(Collected data entries)
⟨
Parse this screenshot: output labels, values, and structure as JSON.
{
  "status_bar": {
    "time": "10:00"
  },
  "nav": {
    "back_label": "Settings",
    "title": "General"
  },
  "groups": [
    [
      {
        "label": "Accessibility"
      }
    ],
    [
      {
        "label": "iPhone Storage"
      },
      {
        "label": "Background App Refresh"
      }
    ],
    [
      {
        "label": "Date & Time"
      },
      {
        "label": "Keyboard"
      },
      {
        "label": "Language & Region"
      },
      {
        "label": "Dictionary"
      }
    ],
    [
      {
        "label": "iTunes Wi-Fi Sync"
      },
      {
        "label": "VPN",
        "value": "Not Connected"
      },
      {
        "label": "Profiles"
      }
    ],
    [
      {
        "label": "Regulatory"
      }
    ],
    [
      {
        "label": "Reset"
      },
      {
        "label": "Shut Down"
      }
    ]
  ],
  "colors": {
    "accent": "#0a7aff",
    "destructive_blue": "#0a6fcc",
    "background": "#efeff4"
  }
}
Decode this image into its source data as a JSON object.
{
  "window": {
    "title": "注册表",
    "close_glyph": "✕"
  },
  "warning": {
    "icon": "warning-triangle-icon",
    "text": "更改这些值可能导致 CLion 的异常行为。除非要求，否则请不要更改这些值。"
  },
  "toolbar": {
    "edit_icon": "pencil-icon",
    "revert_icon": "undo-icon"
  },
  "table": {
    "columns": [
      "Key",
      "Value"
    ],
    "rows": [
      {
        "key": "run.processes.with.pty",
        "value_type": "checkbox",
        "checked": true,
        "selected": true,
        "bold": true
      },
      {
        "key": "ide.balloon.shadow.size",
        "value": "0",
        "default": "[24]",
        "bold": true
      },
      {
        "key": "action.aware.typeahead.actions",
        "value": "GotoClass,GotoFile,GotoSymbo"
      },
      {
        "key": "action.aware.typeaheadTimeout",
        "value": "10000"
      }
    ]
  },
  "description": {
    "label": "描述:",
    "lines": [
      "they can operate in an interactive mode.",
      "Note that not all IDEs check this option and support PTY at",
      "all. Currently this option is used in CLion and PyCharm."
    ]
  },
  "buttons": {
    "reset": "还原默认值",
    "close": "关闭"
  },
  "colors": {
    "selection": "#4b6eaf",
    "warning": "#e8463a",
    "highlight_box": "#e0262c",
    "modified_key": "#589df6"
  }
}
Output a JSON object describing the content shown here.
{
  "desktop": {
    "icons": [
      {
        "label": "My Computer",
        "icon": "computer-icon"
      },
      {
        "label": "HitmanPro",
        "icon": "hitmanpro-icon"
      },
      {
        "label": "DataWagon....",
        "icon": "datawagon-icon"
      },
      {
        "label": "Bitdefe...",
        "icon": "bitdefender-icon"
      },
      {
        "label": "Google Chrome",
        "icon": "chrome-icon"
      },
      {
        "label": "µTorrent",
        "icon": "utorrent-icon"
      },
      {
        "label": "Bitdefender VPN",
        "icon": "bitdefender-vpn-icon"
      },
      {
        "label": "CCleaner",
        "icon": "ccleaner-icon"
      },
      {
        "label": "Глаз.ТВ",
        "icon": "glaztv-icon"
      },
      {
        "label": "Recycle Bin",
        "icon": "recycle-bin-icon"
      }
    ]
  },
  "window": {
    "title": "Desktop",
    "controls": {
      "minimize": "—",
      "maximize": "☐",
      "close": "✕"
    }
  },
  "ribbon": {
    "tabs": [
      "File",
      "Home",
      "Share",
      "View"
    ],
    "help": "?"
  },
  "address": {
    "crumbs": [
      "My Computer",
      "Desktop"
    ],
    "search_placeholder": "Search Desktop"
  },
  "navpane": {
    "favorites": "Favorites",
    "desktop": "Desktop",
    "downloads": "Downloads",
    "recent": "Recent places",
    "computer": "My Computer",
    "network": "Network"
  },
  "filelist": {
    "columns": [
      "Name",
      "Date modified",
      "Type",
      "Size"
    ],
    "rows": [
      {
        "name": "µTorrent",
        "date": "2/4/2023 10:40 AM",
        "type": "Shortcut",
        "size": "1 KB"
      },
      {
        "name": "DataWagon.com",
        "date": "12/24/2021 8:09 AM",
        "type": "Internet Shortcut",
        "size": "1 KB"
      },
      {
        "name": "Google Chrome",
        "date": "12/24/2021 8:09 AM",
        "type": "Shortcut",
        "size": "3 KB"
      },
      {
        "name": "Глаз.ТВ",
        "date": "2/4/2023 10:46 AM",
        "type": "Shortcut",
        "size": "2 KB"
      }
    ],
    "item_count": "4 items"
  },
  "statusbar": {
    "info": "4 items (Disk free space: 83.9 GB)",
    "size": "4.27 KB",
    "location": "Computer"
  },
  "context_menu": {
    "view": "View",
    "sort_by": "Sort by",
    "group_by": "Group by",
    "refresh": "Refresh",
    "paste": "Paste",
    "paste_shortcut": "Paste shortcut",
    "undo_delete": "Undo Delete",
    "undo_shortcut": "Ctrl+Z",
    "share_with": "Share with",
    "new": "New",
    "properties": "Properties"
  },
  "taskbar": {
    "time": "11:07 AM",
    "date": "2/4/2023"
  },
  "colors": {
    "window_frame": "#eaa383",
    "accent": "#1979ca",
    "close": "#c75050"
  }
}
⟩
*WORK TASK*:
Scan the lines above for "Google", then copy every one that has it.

*TASK ANSWER*:
        "label": "Google Chrome",
        "name": "Google Chrome",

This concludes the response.